It’s the second point in Blinken’s letter, and a leaked proposal, that has drawn a reaction by Afghan government leaders. In noting that Khalilzad would be jetting off to share proposals with the Afghan government and the Taliban, Blinken specifically stated: “In sharing these documents, we do not intend to dictate terms to the parties.” Of course, that exactly how it’s being read. The documents, Blinken writes are aimed at helping the Afghan government and the Taliban “move urgently” on developing “a) the foundational principles that will guide Afghanistan’s future constitutional and governing arrangements; b) a roadmap to a new, inclusive government; and c) the terms of a permanent and comprehensive ceasefire.”
While the Afghan government is keen on a ceasefire, suggested tinkering with its constitutional basis is less welcome.
TOLOnews also reportedly viewed a proposed draft plan for Afghan peace, which covered “guiding principles for Afghanistan’s future,” the structure of a transitional government — the “Peace Government of Afghanistan” — and a roadmap for a “lasting ceasefire.”
Here the Afghan government’s hackles went up. On Saturday, as reports of the draft proposal swirled, Afghan President Ashraf Ghani stressed that future transitions of power would occur via elections based on Afghanistan’s constitution, not plans made by “others.” His comments were followed by First Vice President Amrullah Saleh on Monday stating that, “We will never accept a coerced and imposed peace.”
Mohammad Mohaqiq, a senior adviser to Ghani, echoed Saleh’s comments: “The weakness in the message of the U.S. State Department is that they have not recognized Afghanistan’s structure and it has coercive language and a coerced and tailored peace will not lead anywhere.” Mohaqiq stressed that it’s the Taliban that must join, not Kabul that must bend.
“When we say that the Taliban must join it is because we have a system, an army, human rights and Constitution.
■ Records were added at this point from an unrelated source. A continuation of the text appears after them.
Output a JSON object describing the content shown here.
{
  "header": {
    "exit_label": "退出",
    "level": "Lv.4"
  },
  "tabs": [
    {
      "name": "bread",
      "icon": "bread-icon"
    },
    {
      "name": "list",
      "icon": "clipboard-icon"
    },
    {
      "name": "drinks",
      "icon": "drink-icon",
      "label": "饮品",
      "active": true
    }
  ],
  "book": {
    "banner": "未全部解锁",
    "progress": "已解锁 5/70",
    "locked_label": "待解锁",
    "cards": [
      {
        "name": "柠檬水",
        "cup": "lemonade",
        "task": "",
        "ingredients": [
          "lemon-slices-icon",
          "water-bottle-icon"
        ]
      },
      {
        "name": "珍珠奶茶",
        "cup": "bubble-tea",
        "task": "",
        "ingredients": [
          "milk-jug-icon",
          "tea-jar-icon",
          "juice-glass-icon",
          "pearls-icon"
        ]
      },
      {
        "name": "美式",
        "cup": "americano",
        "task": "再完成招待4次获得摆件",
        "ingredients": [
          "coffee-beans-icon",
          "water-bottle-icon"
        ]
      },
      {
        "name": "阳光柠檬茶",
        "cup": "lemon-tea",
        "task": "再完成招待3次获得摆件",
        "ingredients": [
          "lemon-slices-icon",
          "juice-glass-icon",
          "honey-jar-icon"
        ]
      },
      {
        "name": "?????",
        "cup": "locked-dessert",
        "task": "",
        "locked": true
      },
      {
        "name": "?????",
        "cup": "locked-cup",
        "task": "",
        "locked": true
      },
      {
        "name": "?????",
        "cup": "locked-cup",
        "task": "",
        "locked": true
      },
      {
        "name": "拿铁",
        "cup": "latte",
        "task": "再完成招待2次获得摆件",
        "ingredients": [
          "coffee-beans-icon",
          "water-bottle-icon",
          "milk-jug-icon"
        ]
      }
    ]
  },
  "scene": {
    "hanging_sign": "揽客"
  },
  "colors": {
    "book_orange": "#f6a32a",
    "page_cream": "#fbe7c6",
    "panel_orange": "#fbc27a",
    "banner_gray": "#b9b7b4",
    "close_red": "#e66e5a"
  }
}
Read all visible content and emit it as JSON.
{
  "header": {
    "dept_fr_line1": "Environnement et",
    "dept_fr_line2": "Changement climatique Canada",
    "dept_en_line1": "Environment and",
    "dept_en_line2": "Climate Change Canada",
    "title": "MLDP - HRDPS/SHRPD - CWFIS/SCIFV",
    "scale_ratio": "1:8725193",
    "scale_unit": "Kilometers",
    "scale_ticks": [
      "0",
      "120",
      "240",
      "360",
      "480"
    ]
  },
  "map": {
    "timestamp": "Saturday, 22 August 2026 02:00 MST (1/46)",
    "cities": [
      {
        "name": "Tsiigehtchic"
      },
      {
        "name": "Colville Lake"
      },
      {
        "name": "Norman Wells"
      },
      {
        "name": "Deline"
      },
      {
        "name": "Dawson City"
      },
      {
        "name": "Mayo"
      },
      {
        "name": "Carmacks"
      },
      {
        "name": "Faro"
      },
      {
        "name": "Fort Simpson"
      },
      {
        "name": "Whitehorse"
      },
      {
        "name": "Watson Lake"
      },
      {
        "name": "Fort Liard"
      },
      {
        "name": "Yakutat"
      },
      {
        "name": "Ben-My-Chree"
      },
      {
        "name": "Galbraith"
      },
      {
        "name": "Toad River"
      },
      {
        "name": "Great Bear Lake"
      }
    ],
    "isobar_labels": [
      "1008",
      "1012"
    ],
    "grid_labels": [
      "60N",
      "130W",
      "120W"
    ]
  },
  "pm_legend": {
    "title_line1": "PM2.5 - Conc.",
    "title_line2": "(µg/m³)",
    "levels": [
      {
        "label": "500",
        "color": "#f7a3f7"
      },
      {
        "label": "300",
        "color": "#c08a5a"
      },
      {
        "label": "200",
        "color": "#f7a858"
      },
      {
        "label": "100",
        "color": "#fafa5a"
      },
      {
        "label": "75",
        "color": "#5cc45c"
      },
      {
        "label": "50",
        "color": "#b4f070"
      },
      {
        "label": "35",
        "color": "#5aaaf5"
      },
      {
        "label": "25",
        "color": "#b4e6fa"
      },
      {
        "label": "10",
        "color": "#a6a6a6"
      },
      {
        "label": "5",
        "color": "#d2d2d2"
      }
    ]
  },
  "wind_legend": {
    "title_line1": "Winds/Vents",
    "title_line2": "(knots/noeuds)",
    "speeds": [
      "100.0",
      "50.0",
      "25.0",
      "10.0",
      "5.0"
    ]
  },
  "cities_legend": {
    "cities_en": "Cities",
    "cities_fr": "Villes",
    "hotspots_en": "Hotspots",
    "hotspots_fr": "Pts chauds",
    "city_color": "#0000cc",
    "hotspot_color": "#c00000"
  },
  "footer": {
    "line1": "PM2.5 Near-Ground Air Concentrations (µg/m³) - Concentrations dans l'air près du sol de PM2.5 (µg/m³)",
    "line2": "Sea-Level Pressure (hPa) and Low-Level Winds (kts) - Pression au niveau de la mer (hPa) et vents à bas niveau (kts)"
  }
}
Why should we join the Taliban? We do not want to fight against any party to join them in mountains.”
Arguably, Blinken knew this would be the reaction. His letter includes an entire paragraph that begins with an appeal to “unity and inclusivity” and stresses that disunity in the 1990s was disastrous.
More frankly put: When the Soviet Union withdrew in 1989 Afghanistan was beset by internal power struggles, many among former partners in the great fight against the USSR’s decade-long occupation. The infighting among the mujahideen served to sabotage the country’s transition and opened the door to the Taliban. To be more blunt than Blinken: If the Afghan government cannot find a way to become more unified — and that means sharing power rather than concentrating it — we all know where this road leads.
While Afghan leaders are wary of being pushed, the United States is anxious to chart a path forward and it needs to see movement. The Doha talks, stalled for more than a month (after barely beginning in January 2021 after a hiatus), restarted in February. But it’s clear the Taliban is taking its cues from Washington and that fits true to form: The Taliban, even though it had begun to directly engage the Afghan government, has long viewed the powers-that-be in Kabul as foreign puppets. But the United States can’t calibrate its own policy until it can gauge what Kabul is willing and able to put up with. Someone has to make a move.